## EXERCISE DESCRIPTION
The records that follow are to be repeated exactly, with the pictures removed.

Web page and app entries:

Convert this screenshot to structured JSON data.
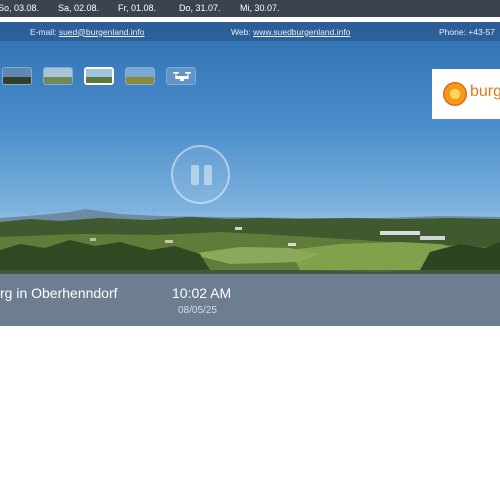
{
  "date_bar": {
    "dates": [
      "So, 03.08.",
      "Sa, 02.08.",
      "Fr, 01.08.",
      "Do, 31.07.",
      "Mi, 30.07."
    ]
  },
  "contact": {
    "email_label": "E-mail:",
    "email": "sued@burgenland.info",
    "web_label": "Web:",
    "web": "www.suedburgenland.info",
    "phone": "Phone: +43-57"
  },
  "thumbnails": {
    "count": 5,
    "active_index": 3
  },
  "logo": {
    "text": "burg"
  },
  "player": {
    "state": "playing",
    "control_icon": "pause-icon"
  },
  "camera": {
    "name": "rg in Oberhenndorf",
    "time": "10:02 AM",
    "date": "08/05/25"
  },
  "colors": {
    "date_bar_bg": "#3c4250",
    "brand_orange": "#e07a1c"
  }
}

## TASK SOLUTION
Convert this screenshot to structured JSON data.
{
  "date_bar": {
    "dates": [
      "So, 03.08.",
      "Sa, 02.08.",
      "Fr, 01.08.",
      "Do, 31.07.",
      "Mi, 30.07."
    ]
  },
  "contact": {
    "email_label": "E-mail:",
    "email": "sued@burgenland.info",
    "web_label": "Web:",
    "web": "www.suedburgenland.info",
    "phone": "Phone: +43-57"
  },
  "thumbnails": {
    "count": 5,
    "active_index": 3
  },
  "logo": {
    "text": "burg"
  },
  "player": {
    "state": "playing",
    "control_icon": "pause-icon"
  },
  "camera": {
    "name": "rg in Oberhenndorf",
    "time": "10:02 AM",
    "date": "08/05/25"
  },
  "colors": {
    "date_bar_bg": "#3c4250",
    "brand_orange": "#e07a1c"
  }
}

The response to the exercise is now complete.